Before going to the UAE, an
Islamic country, Belsky was advised not to mention that she
is Jewish. She heeded the advice throughout the majority
of the conference, until the final day when, seated in a
small circle with her facilitated group filled mostly with
Muslim women, another student turned to her and asked, “What about you? Are you Christian?”
“No, I’m Jewish,” Belsky responded.
For Belsky, the Muslim students’ surprised,
supportive and curious reactions to her divulgence became the highlight of the
conference. “In every direction, we dispelled myths and stereotypes we had previously
held of each other and we quickly became friends,” she recalled.
In some ways,
that incident illustrates what the Dubai conference is about.
If its intention is to foster understanding among populations
by forging relationships on a personal level, it succeeded
in that moment.
Insight Dubai hosted women from
more then 35 different countries on six continents. For some,
the international exposure and insights that attend meeting
people from other cultures defined the experience.
“This was the first time I had ever flown out of the country,” said Raquel Ortega ’13,
another Smith student in attendance. “The most significant thing for me at the
conference was the feeling that I was part of a global community. I found myself
having the same concerns about issues in my country that my Emirati buddy had
about the UAE.”
Ortega, like Belsky, came away
from the conference with her own anecdote of commonality
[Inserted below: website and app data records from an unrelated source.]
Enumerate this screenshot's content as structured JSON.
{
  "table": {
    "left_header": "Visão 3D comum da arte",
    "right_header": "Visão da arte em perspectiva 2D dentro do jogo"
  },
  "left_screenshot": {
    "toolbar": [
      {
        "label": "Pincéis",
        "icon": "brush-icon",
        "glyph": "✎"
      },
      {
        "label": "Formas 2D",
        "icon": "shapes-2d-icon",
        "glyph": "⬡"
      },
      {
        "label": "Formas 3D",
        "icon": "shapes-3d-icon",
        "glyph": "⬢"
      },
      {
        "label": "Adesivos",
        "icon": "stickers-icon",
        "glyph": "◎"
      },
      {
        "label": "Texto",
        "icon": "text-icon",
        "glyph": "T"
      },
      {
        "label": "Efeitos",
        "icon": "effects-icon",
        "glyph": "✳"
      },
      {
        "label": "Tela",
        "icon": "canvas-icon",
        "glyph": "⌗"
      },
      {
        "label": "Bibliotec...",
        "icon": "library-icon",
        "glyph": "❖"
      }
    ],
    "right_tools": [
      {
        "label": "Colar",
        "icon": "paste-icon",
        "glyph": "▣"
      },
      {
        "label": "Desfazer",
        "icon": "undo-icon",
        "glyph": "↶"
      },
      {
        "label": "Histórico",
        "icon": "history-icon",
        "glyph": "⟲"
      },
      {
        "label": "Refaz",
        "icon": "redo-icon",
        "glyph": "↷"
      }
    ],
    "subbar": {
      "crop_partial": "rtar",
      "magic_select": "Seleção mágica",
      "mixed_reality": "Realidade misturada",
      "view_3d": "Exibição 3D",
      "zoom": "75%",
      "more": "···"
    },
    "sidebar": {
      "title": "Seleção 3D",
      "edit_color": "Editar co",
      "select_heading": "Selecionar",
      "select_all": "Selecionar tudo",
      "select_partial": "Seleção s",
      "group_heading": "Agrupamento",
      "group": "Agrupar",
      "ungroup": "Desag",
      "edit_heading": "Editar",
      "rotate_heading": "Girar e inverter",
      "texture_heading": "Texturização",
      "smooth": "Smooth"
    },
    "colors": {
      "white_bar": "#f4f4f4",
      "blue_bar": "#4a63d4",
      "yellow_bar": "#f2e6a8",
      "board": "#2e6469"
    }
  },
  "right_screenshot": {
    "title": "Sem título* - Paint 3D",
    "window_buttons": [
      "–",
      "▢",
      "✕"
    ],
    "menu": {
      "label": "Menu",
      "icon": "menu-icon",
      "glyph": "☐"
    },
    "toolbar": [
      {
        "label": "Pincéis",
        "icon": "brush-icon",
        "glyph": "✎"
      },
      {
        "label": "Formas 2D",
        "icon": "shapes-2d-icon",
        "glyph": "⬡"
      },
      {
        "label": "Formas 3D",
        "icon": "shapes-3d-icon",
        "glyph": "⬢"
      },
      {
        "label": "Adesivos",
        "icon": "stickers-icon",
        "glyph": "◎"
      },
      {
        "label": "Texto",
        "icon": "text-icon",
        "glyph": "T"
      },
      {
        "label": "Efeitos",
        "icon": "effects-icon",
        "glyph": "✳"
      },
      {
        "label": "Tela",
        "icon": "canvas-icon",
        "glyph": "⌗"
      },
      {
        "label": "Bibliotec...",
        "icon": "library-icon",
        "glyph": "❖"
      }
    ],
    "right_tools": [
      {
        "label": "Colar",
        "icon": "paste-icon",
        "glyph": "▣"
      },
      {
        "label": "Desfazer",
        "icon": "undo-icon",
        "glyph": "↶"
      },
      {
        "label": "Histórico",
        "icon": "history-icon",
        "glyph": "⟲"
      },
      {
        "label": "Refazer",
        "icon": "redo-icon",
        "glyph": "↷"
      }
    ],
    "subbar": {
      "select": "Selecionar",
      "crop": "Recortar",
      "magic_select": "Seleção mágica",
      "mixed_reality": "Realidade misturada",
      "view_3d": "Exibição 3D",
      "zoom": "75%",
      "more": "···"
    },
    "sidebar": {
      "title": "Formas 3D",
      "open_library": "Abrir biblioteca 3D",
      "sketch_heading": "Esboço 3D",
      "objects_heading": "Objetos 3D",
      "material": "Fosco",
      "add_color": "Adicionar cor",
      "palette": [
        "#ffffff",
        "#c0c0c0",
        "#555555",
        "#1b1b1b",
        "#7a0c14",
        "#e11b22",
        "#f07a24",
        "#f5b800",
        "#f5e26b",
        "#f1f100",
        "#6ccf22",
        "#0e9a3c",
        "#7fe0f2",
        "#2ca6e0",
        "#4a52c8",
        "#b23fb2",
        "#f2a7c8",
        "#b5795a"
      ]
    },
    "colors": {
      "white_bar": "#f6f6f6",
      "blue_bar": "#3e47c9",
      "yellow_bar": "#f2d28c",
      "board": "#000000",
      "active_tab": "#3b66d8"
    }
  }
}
among people of disparate cultures. “We spent one night in the desert dancing
to a mixture of music from all over the world,” she said. “We were all dancing
together, completely free from insecurities—just dancing for hours, celebrating
being women, celebrating the unification and acceptance of differences, celebrating
The conference focused on issues
of particular interest to Arabic and Islamic cultures. Activities
included role playing to simulate a Sharia Court case and
a poster competition about human trafficking issues. Participants
also debated leadership issues, including female leadership
in the Middle East and elsewhere.
Other Smith students who
attended were Ilana Alazzeh ’11, Hannah Brower ’13,
Paola Tineo ’11, and Ayla Qais ’11.
“This conference is a very unique opportunity,” said Qais. “It gave us a chance
to interact with women from different parts of the world and try to understand
each other’s perspectives regarding important global issues.”
“In an environment where the ‘War on Terror’ still looms large and Arab and/or
Islamic cultures are deeply misrepresented, I was excited to circumvent mass
media and accomplish my own education by spending more time in the Middle East
and forming meaningful connections with Arab women,” said Belsky, who spent
a semester during her sophomore year at the Arava Institute for Environmental
Studies in Israel.
Perhaps more important than
the leadership skills sharpened by attendees of Insight Dubai
are the lasting friendships across cultures they came away
with. It is there, as Belsky points out, that peace always